The brain, much like a muscle, can indeed be improved but there is a limit to how far it can be developed. The fact that we are a daydreaming species and that daydreaming is the natural state of the human mind points to the artificiality of the mental states associated with extended concentration.
What is becoming clearer is that concentration is not as simple as one might think. Rather, what appears to be the ability to continually concentrate on one problem or subject is looking more like a complex play involving using daydreaming rest periods, even surprisingly brief breaks, in a way that refreshes our ability to concentrate. Consider daydreaming like taking a power nap.
Even a half-minute spent briefly relaxing control upon the mind can improve a learner’s concentration immediately after this break.
Even as concentration works best interspersed with brief, and some times longer, moments of daydreaming “rest” during which the mind synthesizes what has been gained, so too does productivity in general go up when it is demanded in smaller bursts and peppered with healthy moments of daydreaming.
This is nowhere demonstrated as clearly as through the highly successful Pomodoro Technique for time management. This technique employs a timer and breaks productive work into twenty-five minutes segments with a short five-minute break between each segment of work. After four such segments of work and breaks you take a longer break of fifteen minutes. This technique’s surprising ability to increase productivity depends upon the mind’s limited power of concentration with moments of daydreaming rest needed between periods of increased mental control.
What it suggests is that teachers would do well, not only to appreciate the importance of daydreaming for successful learners, but even to organize lessons so as to actively encourage short breaks for daydreaming.
Learning is nearly impossible if students do not feel connected to the material they are learning.
Students have to care about what they learn to be the most successful learners. This connection to the material involves imaginatively playing with the material through which students rearrange and experiment while finding ways to connect it to their wider concerns, life, and fantasies.

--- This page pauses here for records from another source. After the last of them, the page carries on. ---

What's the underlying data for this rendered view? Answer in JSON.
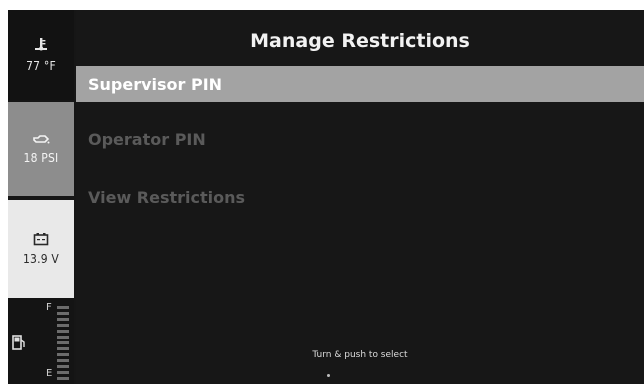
{
  "gauges": {
    "temperature": {
      "icon": "temperature-icon",
      "value": "77 °F"
    },
    "oil_pressure": {
      "icon": "oil-pressure-icon",
      "value": "18 PSI"
    },
    "voltage": {
      "icon": "battery-icon",
      "value": "13.9 V"
    },
    "fuel": {
      "icon": "fuel-icon",
      "full_label": "F",
      "empty_label": "E"
    }
  },
  "screen": {
    "title": "Manage Restrictions",
    "menu": [
      {
        "label": "Supervisor PIN",
        "selected": true
      },
      {
        "label": "Operator PIN",
        "selected": false
      },
      {
        "label": "View Restrictions",
        "selected": false
      }
    ],
    "hint": "Turn & push to select"
  }
}
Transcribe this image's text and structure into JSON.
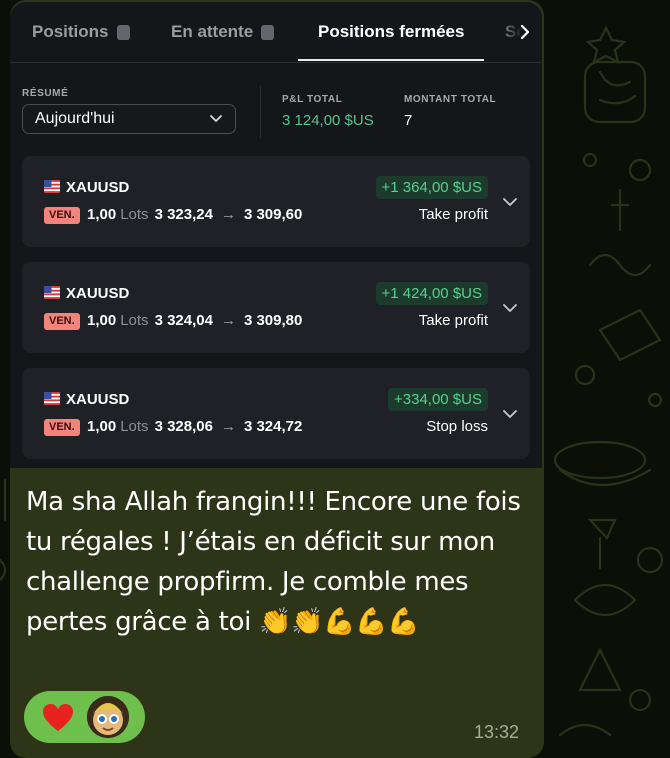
{
  "tabs": [
    {
      "label": "Positions"
    },
    {
      "label": "En attente"
    },
    {
      "label": "Positions fermées"
    },
    {
      "label": "So"
    }
  ],
  "summary": {
    "label": "RÉSUMÉ",
    "period": "Aujourd'hui",
    "pnl_label": "P&L TOTAL",
    "pnl_value": "3 124,00 $US",
    "amount_label": "MONTANT TOTAL",
    "amount_value": "7"
  },
  "trades": [
    {
      "symbol": "XAUUSD",
      "side": "VEN.",
      "qty": "1,00",
      "lots": "Lots",
      "open": "3 323,24",
      "close": "3 309,60",
      "pnl": "+1 364,00 $US",
      "reason": "Take profit"
    },
    {
      "symbol": "XAUUSD",
      "side": "VEN.",
      "qty": "1,00",
      "lots": "Lots",
      "open": "3 324,04",
      "close": "3 309,80",
      "pnl": "+1 424,00 $US",
      "reason": "Take profit"
    },
    {
      "symbol": "XAUUSD",
      "side": "VEN.",
      "qty": "1,00",
      "lots": "Lots",
      "open": "3 328,06",
      "close": "3 324,72",
      "pnl": "+334,00 $US",
      "reason": "Stop loss"
    }
  ],
  "message": {
    "text": "Ma sha Allah frangin!!! Encore une fois tu régales ! J’étais en déficit sur mon challenge propfirm. Je comble mes pertes grâce à toi 👏👏💪💪💪",
    "time": "13:32"
  },
  "reactions": [
    {
      "icon": "red-heart-icon"
    },
    {
      "icon": "avatar"
    }
  ],
  "colors": {
    "bubble": "#2e3418",
    "pnl_positive": "#56d08f",
    "sell_badge": "#f4837c",
    "reaction_pill": "#6fbf4c"
  }
}
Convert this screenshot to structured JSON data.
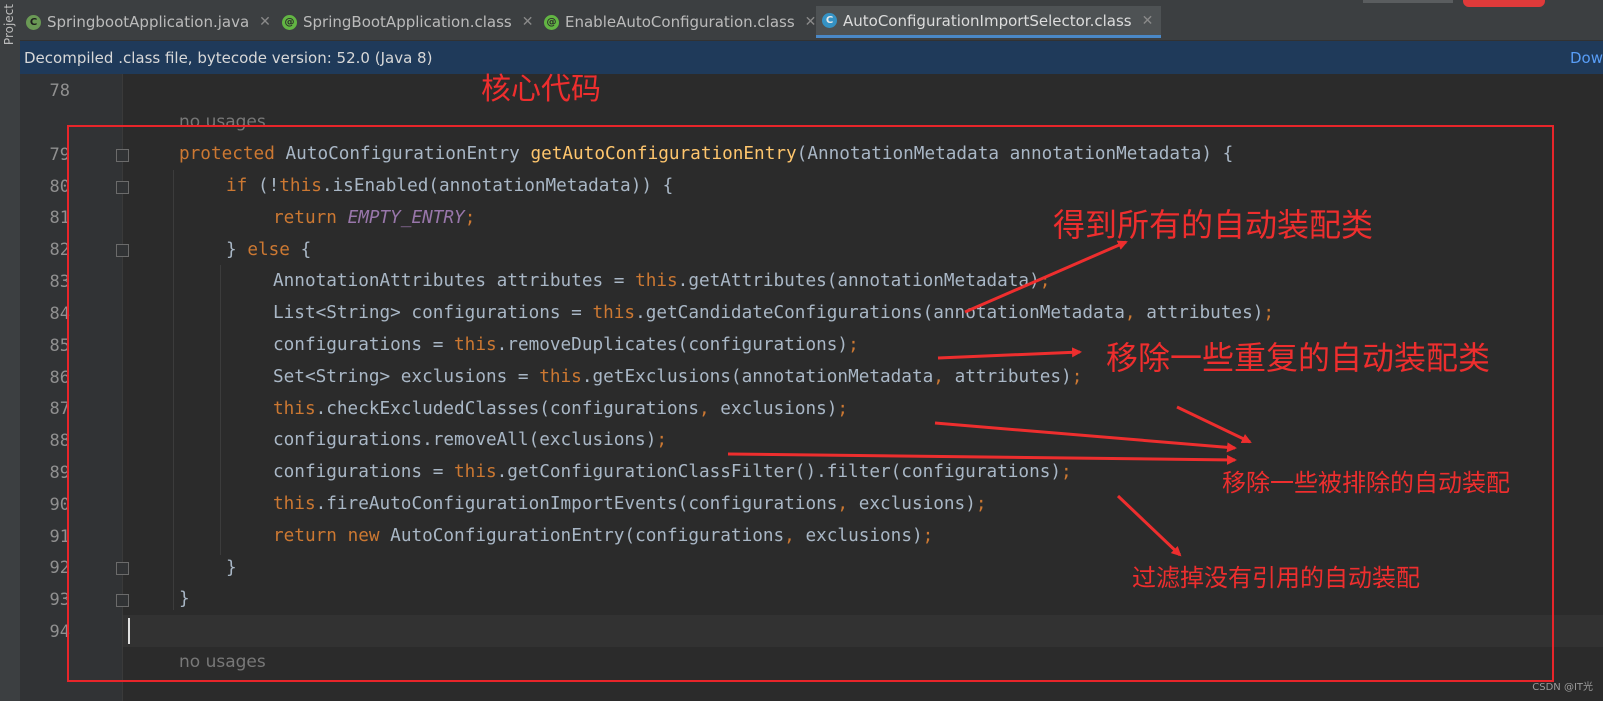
{
  "tool_strip": {
    "label": "Project"
  },
  "tabs": [
    {
      "label": "SpringbootApplication.java",
      "icon": "spring-boot-class-icon"
    },
    {
      "label": "SpringBootApplication.class",
      "icon": "annotation-icon"
    },
    {
      "label": "EnableAutoConfiguration.class",
      "icon": "annotation-icon"
    },
    {
      "label": "AutoConfigurationImportSelector.class",
      "icon": "class-icon",
      "active": true
    }
  ],
  "banner": {
    "message": "Decompiled .class file, bytecode version: 52.0 (Java 8)",
    "action": "Dow"
  },
  "editor": {
    "usage_hint": "no usages",
    "line_numbers": [
      "78",
      "79",
      "80",
      "81",
      "82",
      "83",
      "84",
      "85",
      "86",
      "87",
      "88",
      "89",
      "90",
      "91",
      "92",
      "93",
      "94"
    ],
    "code": {
      "l79": {
        "kw": "protected",
        "type": "AutoConfigurationEntry",
        "method": "getAutoConfigurationEntry",
        "args": "(AnnotationMetadata annotationMetadata) {"
      },
      "l80": {
        "kw": "if",
        "pre": " (!",
        "this": "this",
        "rest": ".isEnabled(annotationMetadata)) {"
      },
      "l81": {
        "kw": "return",
        "const": "EMPTY_ENTRY",
        "semi": ";"
      },
      "l82": {
        "open": "} ",
        "kw": "else",
        "rest": " {"
      },
      "l83": {
        "pre": "AnnotationAttributes attributes = ",
        "this": "this",
        "rest": ".getAttributes(annotationMetadata)",
        "semi": ";"
      },
      "l84": {
        "pre": "List<String> configurations = ",
        "this": "this",
        "rest": ".getCandidateConfigurations(annotationMetadata",
        "comma": ",",
        "rest2": " attributes)",
        "semi": ";"
      },
      "l85": {
        "pre": "configurations = ",
        "this": "this",
        "rest": ".removeDuplicates(configurations)",
        "semi": ";"
      },
      "l86": {
        "pre": "Set<String> exclusions = ",
        "this": "this",
        "rest": ".getExclusions(annotationMetadata",
        "comma": ",",
        "rest2": " attributes)",
        "semi": ";"
      },
      "l87": {
        "this": "this",
        "rest": ".checkExcludedClasses(configurations",
        "comma": ",",
        "rest2": " exclusions)",
        "semi": ";"
      },
      "l88": {
        "pre": "configurations.removeAll(exclusions)",
        "semi": ";"
      },
      "l89": {
        "pre": "configurations = ",
        "this": "this",
        "rest": ".getConfigurationClassFilter().filter(configurations)",
        "semi": ";"
      },
      "l90": {
        "this": "this",
        "rest": ".fireAutoConfigurationImportEvents(configurations",
        "comma": ",",
        "rest2": " exclusions)",
        "semi": ";"
      },
      "l91": {
        "kw": "return",
        "kw2": "new",
        "rest": " AutoConfigurationEntry(configurations",
        "comma": ",",
        "rest2": " exclusions)",
        "semi": ";"
      },
      "l92": {
        "text": "}"
      },
      "l93": {
        "text": "}"
      }
    }
  },
  "annotations": {
    "title": "核心代码",
    "get_all": "得到所有的自动装配类",
    "remove_duplicates": "移除一些重复的自动装配类",
    "remove_excluded": "移除一些被排除的自动装配",
    "filter_unused": "过滤掉没有引用的自动装配",
    "color": "#ee2e2e"
  },
  "watermark": "CSDN @IT光"
}
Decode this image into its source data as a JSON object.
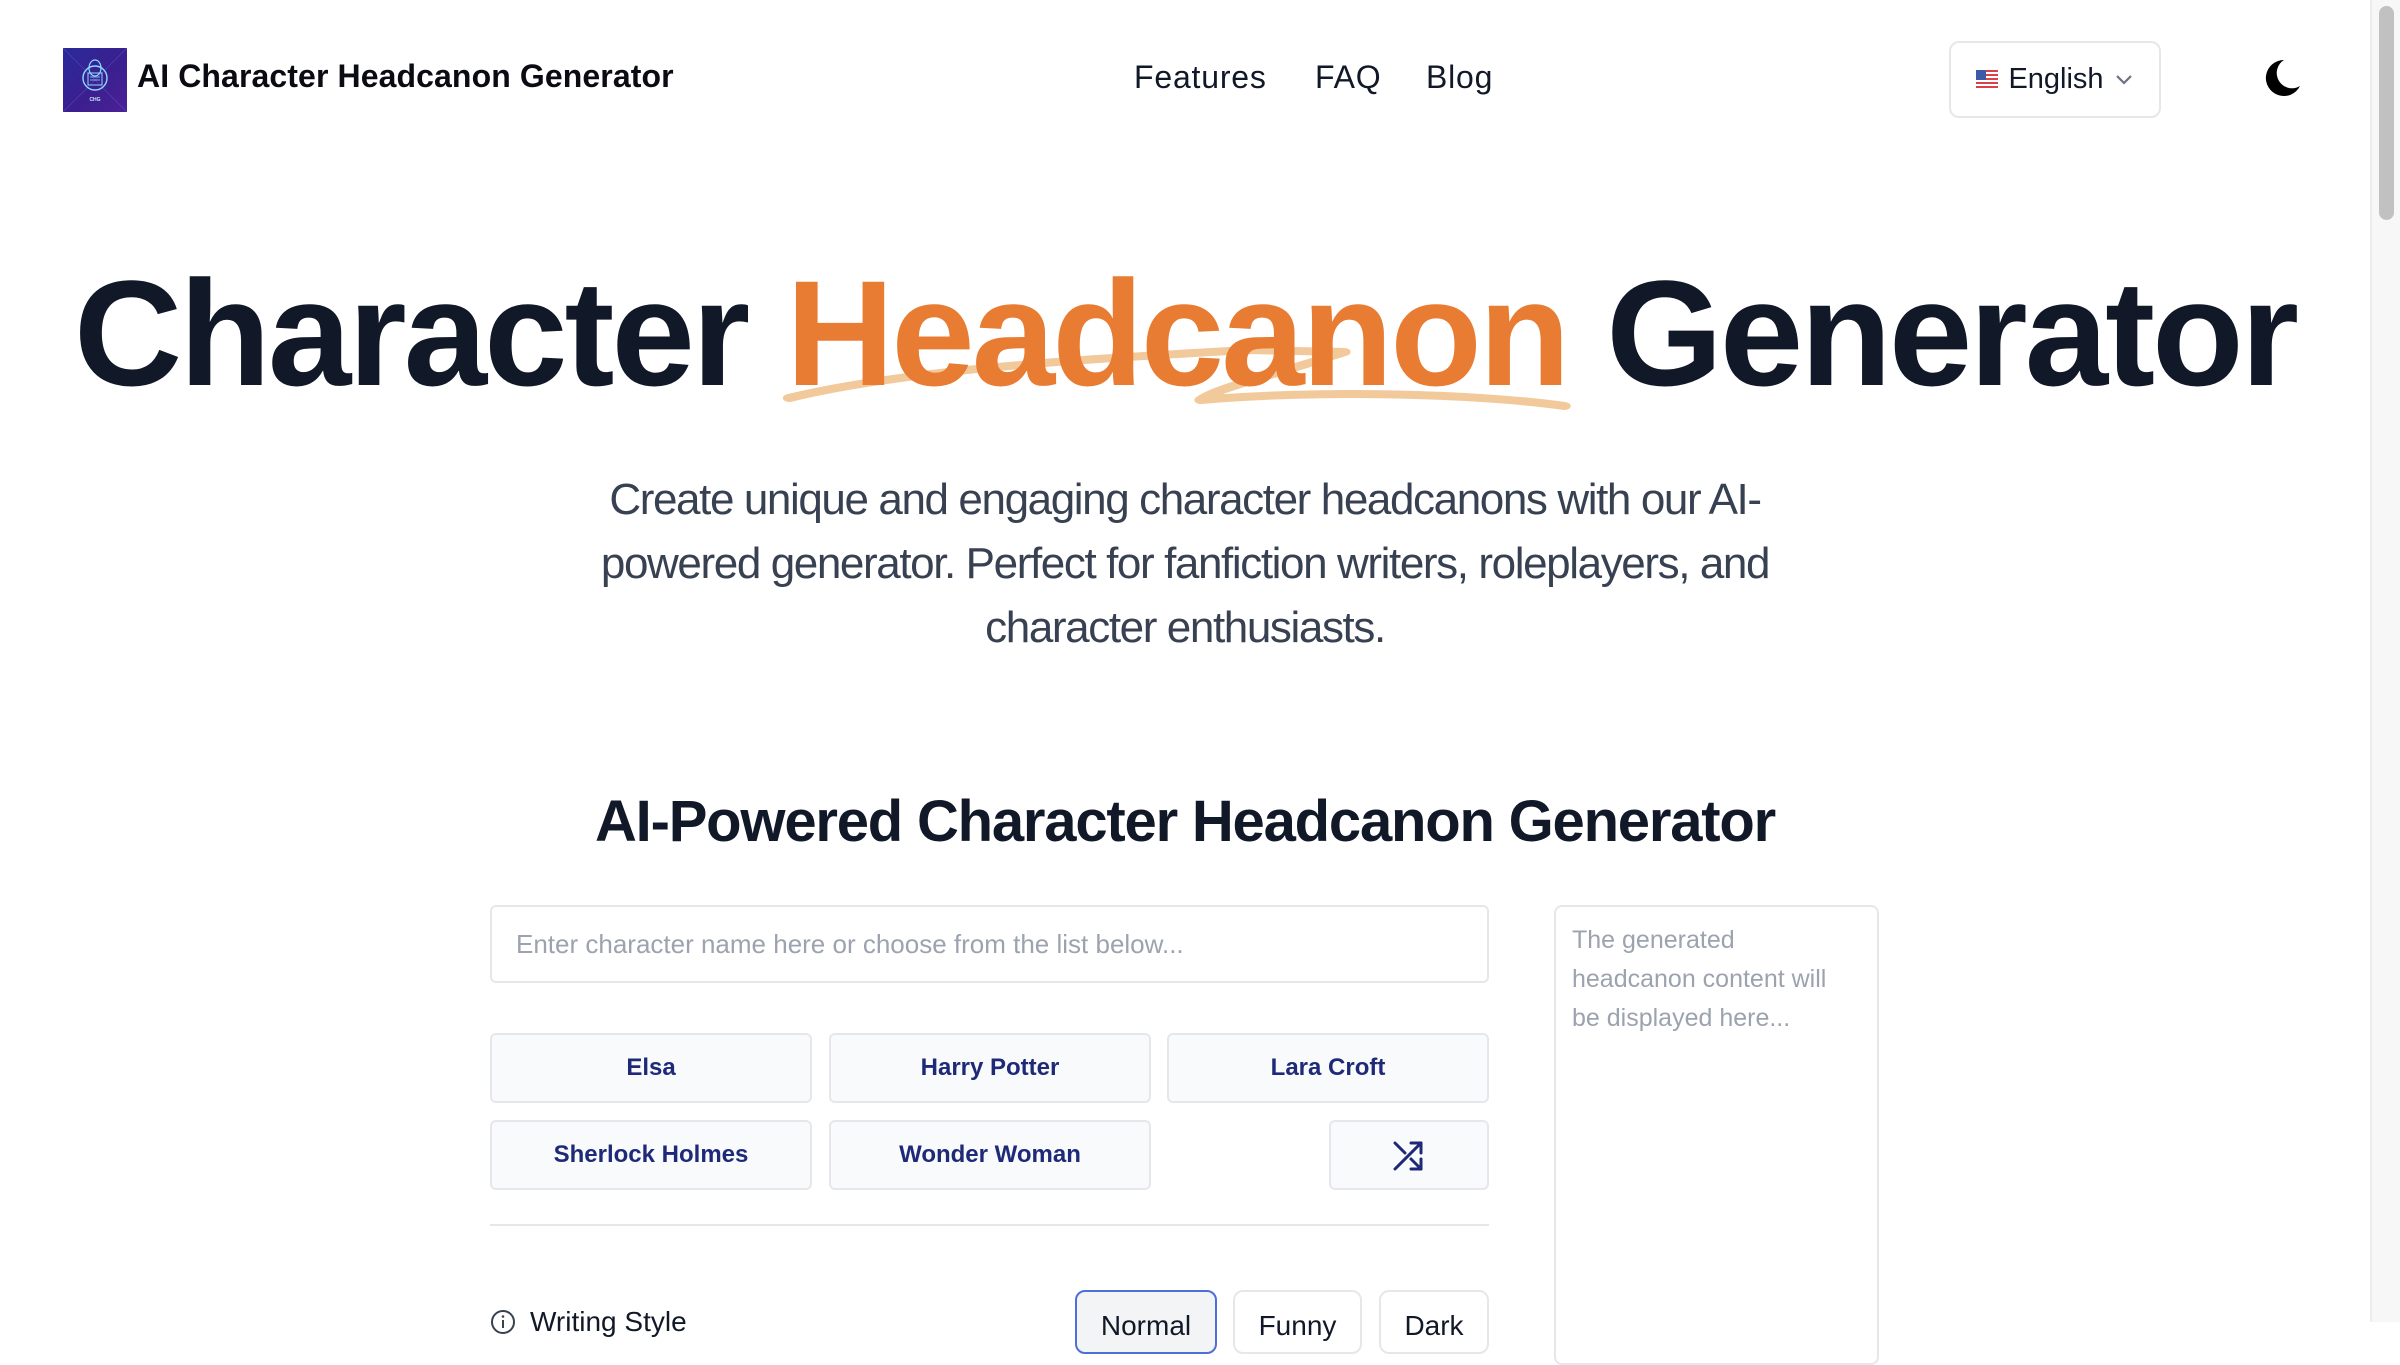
{
  "header": {
    "logo_icon": "ai-character-logo",
    "site_title": "AI Character Headcanon Generator",
    "nav": [
      {
        "label": "Features"
      },
      {
        "label": "FAQ"
      },
      {
        "label": "Blog"
      }
    ],
    "language": {
      "flag_icon": "us-flag-icon",
      "label": "English",
      "chevron_icon": "chevron-down-icon"
    },
    "theme_toggle_icon": "moon-icon"
  },
  "hero": {
    "title_before": "Character ",
    "title_accent": "Headcanon",
    "title_after": " Generator",
    "subtitle": "Create unique and engaging character headcanons with our AI-powered generator. Perfect for fanfiction writers, roleplayers, and character enthusiasts."
  },
  "generator": {
    "section_title": "AI-Powered Character Headcanon Generator",
    "input": {
      "value": "",
      "placeholder": "Enter character name here or choose from the list below..."
    },
    "characters": [
      "Elsa",
      "Harry Potter",
      "Lara Croft",
      "Sherlock Holmes",
      "Wonder Woman"
    ],
    "shuffle_icon": "shuffle-icon",
    "writing_style": {
      "label": "Writing Style",
      "icon": "info-circle-icon",
      "options": [
        "Normal",
        "Funny",
        "Dark"
      ],
      "selected": "Normal"
    },
    "output_placeholder": "The generated headcanon content will be displayed here..."
  },
  "colors": {
    "accent": "#e87c33",
    "accent_underline": "#f2c99a",
    "heading": "#111827",
    "char_button_text": "#1e2a78",
    "active_border": "#4f6fd8"
  }
}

For this reason students who actively daydream, especially when they are encouraged to incorporate class material into their daydreams in whatever way they like, are much more successful learners.
One of the most important skills for people in general, let alone learners, is what we might call the “moral imagination”.
The moral imagination is the ability to think oneself into another person’s shoes, to imagine what it would be like to be them. This skill is necessary if one is to expand one’s sense of sympathy and empathy, but it is also a key element in problem-solving and reading comprehension. If a student is to understand a text or solve a problem what is required is creatively putting themselves in the place of the characters in the text, or in the sphere of life that most naturally relates to the problem to be solved.
For this reason emotional intelligence, the ability to have a varied and complex emotional life through engagement with and response to the emotions of others, is a central if unexpected element of all mental processing and learning. It is just this ability to imagine our way out of our own situation and into that of another that daydreaming develops and encourages.
For this reason not only are daydreamers more empathetic and emotionally open people, they are also better at comprehending literary and historical texts.
Since the time of Socrates it has been thought that coming to know ourselves is both a major goal and the foundation of all truly successful learning. We can think about daydreaming as carrying out a dialogue with ourselves.
In contrast, watching television or playing video games primarily involves an external exploration or dialogue, one that can involve learning but doesn’t often involve reflective self-discovery. If we are to be successful learners we need to have a robust sense of our interests, our goals and the talents or skills we wish to have.
This intimately involves the imaginative self-exploration only a healthy daydreaming life can provide.